Why should it be? What does finding a solution for Dreamers have to do with funding to keep the government open?
Answer: Nothing. The only reason that DACA is part of the conversation at all is because Democrats want leverage in the negotiations. There is a bipartisan fix to be had for DACA, one that includes everything Democrats want—a path to legal status for the Dreamers—as well as concessions for what Republicans want—stronger borders and changes to the legal immigration system. But there is plenty of time to work that out over the next six weeks. What there is not time for is political brinksmanship. As Marc Thiessen writes for the Washington Post:
This is a manufactured crisis. DACA protections don’t begin expiring until March 5, so there is plenty of time to cut an immigration deal. However, the short-term funding bill before Congress includes a six-year reauthorization of the Children’s Health Insurance Program to provide health care for poor children. So if Democrats shut down the government in a fit of pique over what Trump reportedly said, nothing will happen to the “dreamers,” but poor children will lose their health insurance. …
Trump has indicated he is willing to sign legislation that would give legal status to 11 million illegal immigrants. If Democrats want to help those people, then they need to quit the theatrics and start doing their jobs.
There is a path in which everyone wins, both the poor children who have been waiting for a CHIP extension and the immigrants waiting on a DACA fix. But, as Republicans have implored Democrats, it first requires putting politics aside and keeping the government funded.
“Senator Schumer, do not shut down the federal government,” Speaker Ryan pleaded. “Do not jeopardize funding for our military and for our national security. Do not jeopardize funding for the Children’s Health Insurance Program. It is risky. It is reckless. And it is wrong.”
No matter. Senate Democrats claimed Thursday that they were united in opposition to the measure, which would require 60 votes to break because they also decided to filibuster.
Senate Republicans plan to test that unity. Majority Leader Mitch McConnell (R-Ky.) has announced that the Senate would remain in session throughout the weekend if the bill does not pass on Friday night. And that Republicans would bring the bill up again and again, until Democrats come to their senses.
“We should all plan to stay through this weekend if Senate Democrats follow through and are willing to shut down the government and the Children’s Health Insurance Program because they have yet to conclude a deal on DACA,” McConnell wrote in a letter to members. “This is an irresponsible position to take as everything from our pay for our military to processing social security checks will be affected.”

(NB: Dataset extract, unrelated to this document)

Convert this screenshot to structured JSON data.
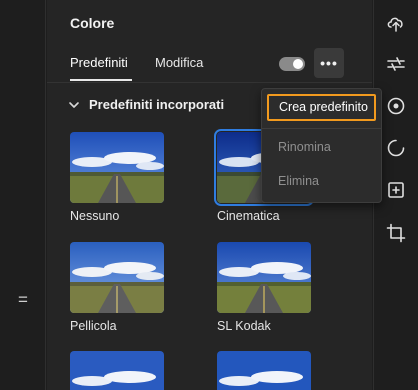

It needn’t have come to this. Everyone agrees that DACA needs to be addressed. But there is absolutely no reason, save a desperate attempt to maximize political leverage, for it to be included in an effort to keep the government open. But now, with the government on the brink of shutting down, is not the time for political stunts.
Photo Credit: Christian Heilmann. See more of his work HERE